WHAT TO DO
What lines in the listing below hold the string "name"? Please copy them out.

PROVIDED RECORDS
§
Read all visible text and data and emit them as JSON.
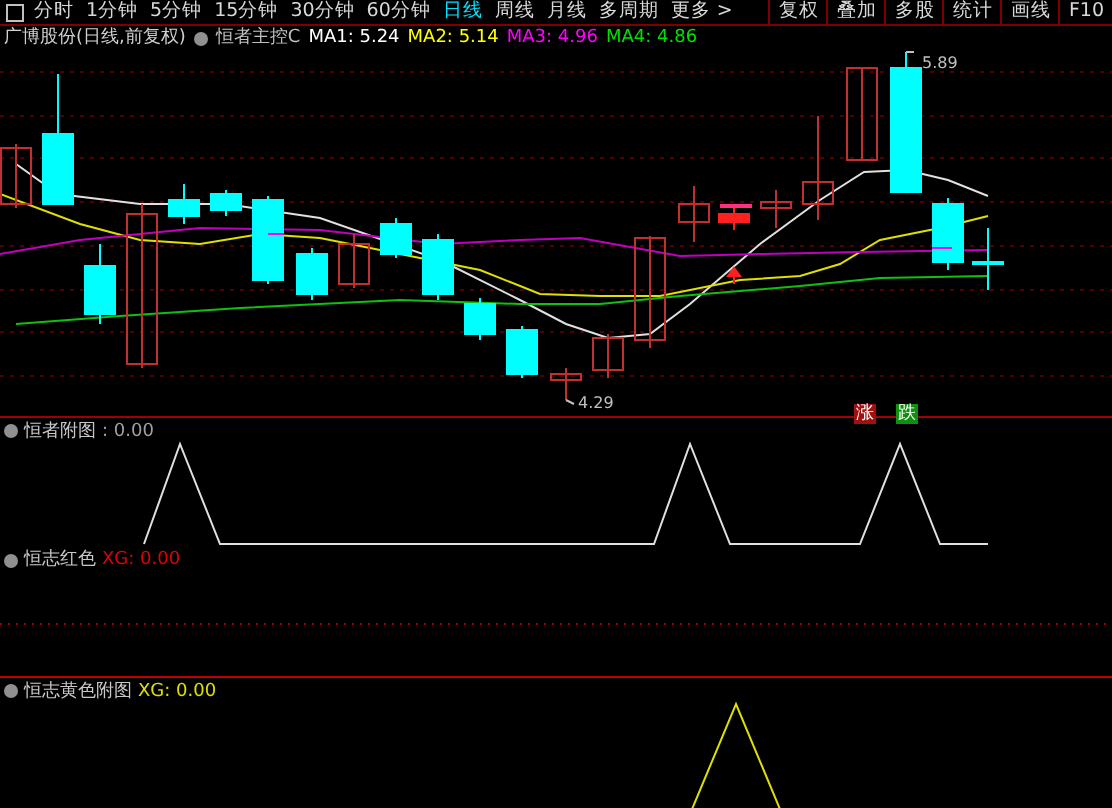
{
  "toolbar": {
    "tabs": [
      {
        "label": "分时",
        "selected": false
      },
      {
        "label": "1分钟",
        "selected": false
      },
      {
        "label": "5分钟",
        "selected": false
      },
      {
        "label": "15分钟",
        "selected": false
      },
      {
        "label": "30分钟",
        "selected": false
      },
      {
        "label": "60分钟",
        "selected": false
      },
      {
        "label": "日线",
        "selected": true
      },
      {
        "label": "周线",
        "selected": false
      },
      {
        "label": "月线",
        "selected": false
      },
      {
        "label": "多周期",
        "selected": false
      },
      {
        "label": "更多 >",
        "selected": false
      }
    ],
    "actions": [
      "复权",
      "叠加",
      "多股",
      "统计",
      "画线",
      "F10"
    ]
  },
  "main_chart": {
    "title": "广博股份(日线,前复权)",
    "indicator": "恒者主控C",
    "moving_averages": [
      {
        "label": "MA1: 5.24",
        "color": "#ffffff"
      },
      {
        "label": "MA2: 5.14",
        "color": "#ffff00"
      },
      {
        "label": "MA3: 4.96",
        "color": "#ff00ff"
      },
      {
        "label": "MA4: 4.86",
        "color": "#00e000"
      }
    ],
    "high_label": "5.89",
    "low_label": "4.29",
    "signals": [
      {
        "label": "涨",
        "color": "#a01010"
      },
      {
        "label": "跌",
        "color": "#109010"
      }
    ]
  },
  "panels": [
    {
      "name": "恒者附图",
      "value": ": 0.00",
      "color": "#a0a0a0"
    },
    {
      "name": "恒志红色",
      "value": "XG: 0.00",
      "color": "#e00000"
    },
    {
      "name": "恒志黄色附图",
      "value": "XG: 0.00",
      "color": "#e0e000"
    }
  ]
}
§
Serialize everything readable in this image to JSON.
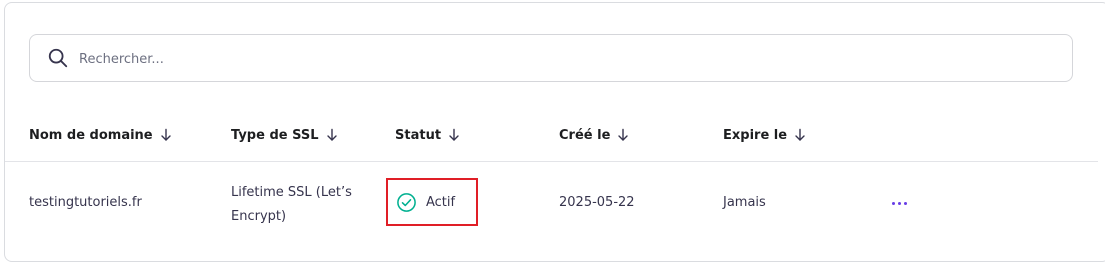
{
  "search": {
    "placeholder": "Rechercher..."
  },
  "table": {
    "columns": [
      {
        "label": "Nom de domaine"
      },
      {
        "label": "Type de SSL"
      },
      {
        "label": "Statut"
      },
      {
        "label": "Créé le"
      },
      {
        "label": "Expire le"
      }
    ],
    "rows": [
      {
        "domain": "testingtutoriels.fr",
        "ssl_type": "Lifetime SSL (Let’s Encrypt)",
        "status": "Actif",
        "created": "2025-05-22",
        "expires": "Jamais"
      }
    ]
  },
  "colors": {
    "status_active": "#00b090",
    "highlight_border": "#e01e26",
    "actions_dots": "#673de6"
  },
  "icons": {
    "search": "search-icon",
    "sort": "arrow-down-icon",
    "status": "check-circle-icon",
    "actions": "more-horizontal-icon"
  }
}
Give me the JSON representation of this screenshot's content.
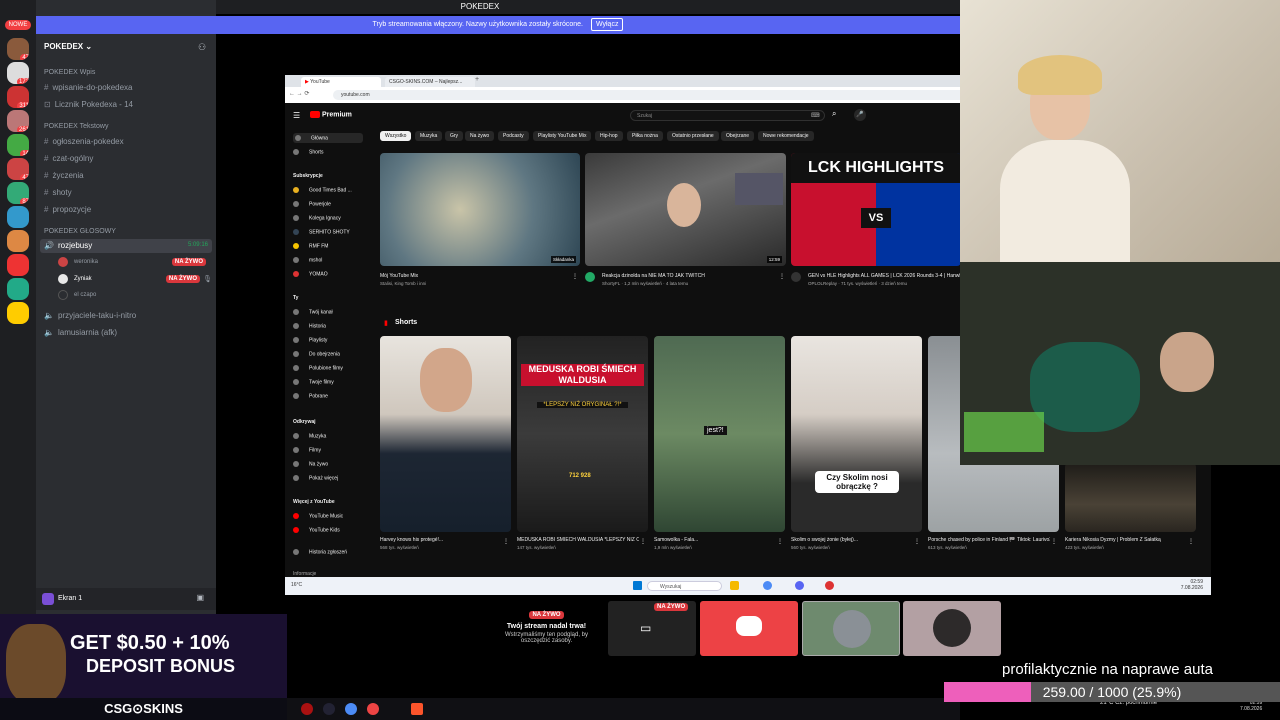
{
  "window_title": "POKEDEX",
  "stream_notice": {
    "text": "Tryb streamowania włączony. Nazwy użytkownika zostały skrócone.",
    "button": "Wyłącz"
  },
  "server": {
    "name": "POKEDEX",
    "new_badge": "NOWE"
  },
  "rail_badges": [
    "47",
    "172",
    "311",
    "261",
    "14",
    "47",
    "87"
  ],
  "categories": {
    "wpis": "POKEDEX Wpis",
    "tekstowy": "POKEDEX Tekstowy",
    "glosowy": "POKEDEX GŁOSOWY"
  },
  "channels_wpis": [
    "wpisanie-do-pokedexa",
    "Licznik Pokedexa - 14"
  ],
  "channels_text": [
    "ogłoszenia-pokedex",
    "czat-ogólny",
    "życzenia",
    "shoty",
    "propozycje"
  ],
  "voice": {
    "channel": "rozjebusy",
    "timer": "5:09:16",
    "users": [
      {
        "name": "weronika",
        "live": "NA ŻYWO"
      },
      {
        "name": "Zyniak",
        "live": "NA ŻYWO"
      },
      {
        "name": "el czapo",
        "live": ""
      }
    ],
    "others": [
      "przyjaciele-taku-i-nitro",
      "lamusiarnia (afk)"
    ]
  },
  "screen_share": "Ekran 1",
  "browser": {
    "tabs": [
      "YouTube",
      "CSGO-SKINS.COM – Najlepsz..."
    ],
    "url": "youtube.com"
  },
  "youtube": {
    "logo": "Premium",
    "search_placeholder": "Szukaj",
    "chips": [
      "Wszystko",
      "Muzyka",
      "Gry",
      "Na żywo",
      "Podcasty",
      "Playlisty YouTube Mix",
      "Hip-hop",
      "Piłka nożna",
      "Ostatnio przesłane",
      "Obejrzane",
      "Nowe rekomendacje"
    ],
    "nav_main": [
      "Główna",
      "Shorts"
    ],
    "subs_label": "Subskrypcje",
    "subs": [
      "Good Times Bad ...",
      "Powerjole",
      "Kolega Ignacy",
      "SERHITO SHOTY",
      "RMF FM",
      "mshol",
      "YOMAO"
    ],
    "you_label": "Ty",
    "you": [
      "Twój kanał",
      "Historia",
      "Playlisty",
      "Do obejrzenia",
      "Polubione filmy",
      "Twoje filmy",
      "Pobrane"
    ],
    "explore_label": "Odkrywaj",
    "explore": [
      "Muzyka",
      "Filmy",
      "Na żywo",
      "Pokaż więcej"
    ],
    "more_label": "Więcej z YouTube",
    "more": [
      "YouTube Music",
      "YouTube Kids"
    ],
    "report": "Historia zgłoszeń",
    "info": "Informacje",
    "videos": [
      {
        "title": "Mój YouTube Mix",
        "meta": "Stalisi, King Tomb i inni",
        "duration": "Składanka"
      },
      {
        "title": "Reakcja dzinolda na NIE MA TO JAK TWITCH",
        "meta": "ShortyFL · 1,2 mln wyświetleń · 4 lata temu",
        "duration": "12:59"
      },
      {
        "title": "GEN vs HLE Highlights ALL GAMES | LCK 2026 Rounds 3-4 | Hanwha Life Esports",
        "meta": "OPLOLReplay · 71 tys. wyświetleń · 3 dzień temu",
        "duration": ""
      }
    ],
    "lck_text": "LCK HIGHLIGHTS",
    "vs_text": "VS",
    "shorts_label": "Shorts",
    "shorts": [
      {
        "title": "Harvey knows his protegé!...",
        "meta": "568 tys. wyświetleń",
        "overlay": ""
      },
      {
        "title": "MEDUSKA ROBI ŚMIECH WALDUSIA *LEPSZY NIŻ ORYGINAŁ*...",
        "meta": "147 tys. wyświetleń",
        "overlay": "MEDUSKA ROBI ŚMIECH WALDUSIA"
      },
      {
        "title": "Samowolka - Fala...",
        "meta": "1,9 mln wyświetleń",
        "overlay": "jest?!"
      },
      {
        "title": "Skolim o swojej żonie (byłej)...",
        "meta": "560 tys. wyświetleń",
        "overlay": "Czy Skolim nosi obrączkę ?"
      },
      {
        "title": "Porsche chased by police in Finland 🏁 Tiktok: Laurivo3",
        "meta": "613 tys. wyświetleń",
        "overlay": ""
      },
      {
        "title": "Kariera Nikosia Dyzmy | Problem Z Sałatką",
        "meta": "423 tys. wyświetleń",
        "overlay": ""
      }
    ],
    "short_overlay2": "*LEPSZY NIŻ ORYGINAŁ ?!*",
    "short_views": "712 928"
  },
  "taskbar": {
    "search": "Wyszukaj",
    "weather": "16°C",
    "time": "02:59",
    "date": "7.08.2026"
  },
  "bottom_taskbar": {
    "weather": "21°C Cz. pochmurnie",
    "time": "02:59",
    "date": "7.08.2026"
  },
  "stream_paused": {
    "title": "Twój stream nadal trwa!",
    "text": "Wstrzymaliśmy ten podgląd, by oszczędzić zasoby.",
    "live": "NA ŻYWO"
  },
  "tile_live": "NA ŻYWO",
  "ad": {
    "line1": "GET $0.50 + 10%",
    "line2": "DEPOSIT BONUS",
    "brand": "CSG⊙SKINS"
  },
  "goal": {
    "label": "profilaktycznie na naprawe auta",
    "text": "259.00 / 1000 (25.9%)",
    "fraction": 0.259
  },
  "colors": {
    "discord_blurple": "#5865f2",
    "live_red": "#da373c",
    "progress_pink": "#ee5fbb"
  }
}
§
SOLUTION TO THIS EXERCISE
      "name": "恒者附图",
      "name": "恒志红色",
      "name": "恒志黄色附图",
    "name": "POKEDEX",
        "name": "weronika",
        "name": "Zyniak",
        "name": "el czapo",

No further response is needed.